● **EXERCISE BRIEF**
Find each line of the entries with the string "sales", please, and copy it.

──────── INFORMATION SUPPLIED ────────

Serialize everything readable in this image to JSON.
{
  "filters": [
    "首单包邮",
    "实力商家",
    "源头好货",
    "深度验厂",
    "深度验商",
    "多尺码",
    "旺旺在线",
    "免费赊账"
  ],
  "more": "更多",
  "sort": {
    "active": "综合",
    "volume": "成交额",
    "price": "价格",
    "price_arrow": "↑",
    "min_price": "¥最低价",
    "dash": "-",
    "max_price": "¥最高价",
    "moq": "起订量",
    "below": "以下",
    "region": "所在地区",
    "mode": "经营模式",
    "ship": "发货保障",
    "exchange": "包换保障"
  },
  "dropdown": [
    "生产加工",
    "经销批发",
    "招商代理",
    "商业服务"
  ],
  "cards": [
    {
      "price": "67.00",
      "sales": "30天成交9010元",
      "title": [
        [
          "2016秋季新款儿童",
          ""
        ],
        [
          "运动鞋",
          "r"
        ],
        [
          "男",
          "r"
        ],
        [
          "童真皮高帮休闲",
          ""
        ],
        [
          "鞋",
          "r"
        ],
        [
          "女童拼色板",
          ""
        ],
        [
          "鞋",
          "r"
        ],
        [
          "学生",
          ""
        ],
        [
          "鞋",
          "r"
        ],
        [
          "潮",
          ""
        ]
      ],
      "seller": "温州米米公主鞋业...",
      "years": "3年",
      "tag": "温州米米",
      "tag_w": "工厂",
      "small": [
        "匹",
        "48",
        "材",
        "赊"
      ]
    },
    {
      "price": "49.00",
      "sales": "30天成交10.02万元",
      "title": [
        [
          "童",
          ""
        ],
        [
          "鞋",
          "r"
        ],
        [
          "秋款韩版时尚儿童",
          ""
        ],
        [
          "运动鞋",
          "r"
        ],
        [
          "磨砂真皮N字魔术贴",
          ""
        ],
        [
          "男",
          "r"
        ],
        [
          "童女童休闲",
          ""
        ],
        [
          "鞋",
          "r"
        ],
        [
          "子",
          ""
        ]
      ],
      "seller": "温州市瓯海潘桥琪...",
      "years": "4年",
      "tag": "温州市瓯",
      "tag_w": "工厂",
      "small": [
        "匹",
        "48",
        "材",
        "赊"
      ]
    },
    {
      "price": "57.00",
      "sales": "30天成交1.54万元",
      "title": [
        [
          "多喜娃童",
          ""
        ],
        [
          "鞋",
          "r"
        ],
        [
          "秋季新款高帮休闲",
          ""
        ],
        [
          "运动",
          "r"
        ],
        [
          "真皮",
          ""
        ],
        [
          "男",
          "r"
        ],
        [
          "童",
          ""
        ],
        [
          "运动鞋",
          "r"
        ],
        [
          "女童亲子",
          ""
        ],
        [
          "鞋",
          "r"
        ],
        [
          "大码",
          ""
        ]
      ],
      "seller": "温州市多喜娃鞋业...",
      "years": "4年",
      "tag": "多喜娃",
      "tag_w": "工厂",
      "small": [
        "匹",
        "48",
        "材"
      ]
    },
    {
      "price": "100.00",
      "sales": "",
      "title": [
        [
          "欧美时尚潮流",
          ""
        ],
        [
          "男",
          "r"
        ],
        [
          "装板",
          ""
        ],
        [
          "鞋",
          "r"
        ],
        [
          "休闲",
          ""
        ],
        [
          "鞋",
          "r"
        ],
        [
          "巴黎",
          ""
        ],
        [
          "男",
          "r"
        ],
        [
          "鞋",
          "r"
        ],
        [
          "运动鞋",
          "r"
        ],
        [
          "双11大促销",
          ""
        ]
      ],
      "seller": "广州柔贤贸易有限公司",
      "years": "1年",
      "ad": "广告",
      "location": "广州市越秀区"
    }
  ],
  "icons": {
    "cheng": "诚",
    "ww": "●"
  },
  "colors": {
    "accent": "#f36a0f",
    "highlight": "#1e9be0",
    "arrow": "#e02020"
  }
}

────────

● **ANSWER BOX**
      "sales": "30天成交9010元",
      "sales": "30天成交10.02万元",
      "sales": "30天成交1.54万元",
      "sales": "",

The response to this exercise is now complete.